=== YOUR INSTRUCTIONS ===
In the entries below, filter for the word "JSON" and copy every matching line.

[[ DATASET CONTENT open ]]

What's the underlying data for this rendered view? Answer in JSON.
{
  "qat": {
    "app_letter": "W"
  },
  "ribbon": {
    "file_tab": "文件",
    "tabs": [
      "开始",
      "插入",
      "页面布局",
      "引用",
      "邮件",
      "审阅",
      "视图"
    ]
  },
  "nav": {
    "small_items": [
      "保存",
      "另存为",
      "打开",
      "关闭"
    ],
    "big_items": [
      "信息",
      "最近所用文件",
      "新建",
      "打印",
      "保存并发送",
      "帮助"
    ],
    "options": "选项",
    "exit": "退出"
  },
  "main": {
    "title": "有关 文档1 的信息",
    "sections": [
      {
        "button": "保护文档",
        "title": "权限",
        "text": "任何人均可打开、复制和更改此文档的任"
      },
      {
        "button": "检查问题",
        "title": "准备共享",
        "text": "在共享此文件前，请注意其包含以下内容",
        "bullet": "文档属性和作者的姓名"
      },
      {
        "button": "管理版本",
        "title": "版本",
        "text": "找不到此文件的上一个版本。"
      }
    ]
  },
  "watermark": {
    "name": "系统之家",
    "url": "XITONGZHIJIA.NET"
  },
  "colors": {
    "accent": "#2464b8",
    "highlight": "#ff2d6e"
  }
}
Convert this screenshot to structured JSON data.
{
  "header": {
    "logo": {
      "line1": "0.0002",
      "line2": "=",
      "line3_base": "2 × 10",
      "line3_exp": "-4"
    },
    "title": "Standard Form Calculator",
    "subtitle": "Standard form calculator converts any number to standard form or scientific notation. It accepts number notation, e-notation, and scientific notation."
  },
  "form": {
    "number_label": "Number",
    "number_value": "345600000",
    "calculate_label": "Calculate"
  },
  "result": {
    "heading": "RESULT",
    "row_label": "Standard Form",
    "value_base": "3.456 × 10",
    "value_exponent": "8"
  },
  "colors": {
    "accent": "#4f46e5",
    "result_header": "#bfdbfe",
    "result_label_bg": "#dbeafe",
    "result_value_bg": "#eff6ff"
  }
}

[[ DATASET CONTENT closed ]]

=== WRITTEN REPLY ===
What's the underlying data for this rendered view? Answer in JSON.
Convert this screenshot to structured JSON data.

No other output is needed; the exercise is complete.